◆ Work order ◆
The answer must consist of every line in the records that contains the word "Select".

START Data to use

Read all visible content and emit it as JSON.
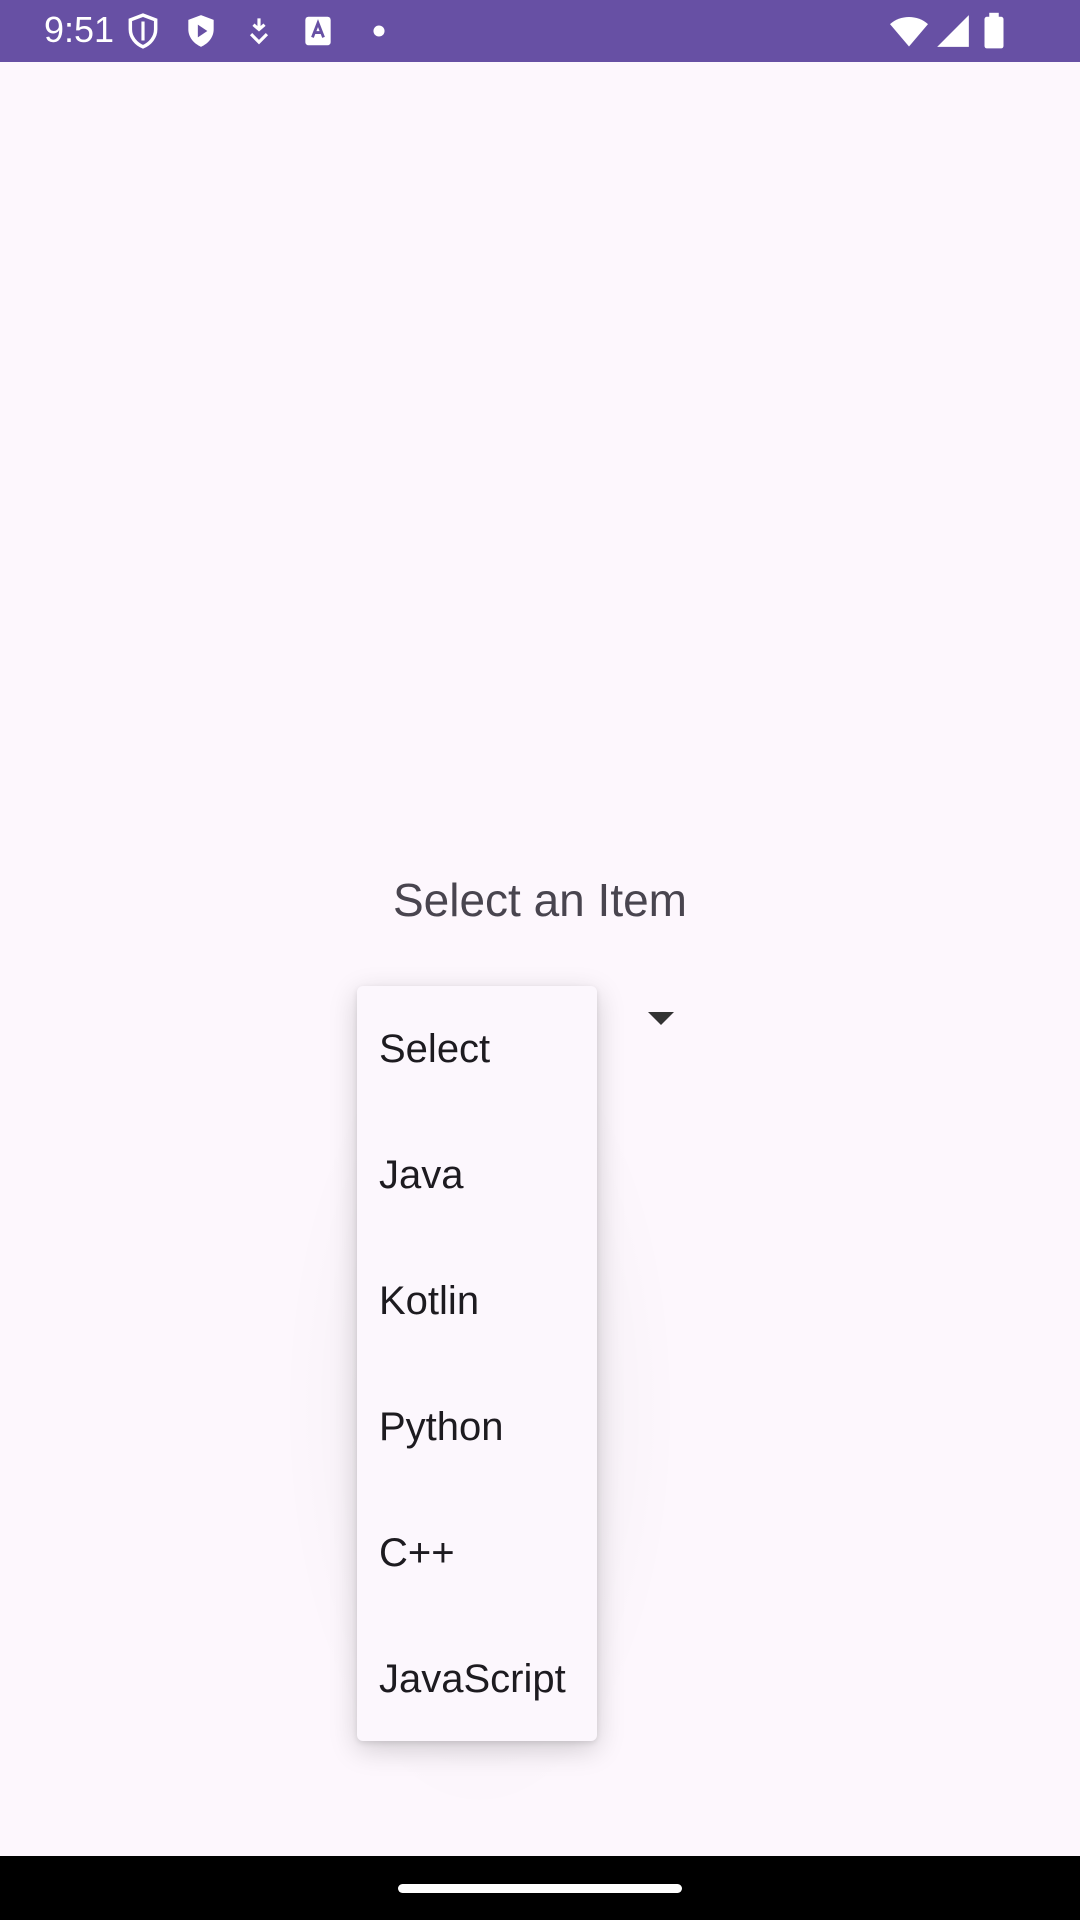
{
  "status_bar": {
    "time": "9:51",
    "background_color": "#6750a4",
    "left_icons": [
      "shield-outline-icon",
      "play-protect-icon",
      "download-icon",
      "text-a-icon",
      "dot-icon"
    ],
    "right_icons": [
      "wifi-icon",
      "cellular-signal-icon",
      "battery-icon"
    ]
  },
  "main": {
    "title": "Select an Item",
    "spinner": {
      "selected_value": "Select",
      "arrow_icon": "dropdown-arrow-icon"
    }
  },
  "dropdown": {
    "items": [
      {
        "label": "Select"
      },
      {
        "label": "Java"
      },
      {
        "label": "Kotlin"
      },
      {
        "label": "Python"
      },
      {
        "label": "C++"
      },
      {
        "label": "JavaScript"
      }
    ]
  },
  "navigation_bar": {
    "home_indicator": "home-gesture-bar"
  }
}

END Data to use

◆ Written response ◆
    "title": "Select an Item",
      "selected_value": "Select",
        "label": "Select"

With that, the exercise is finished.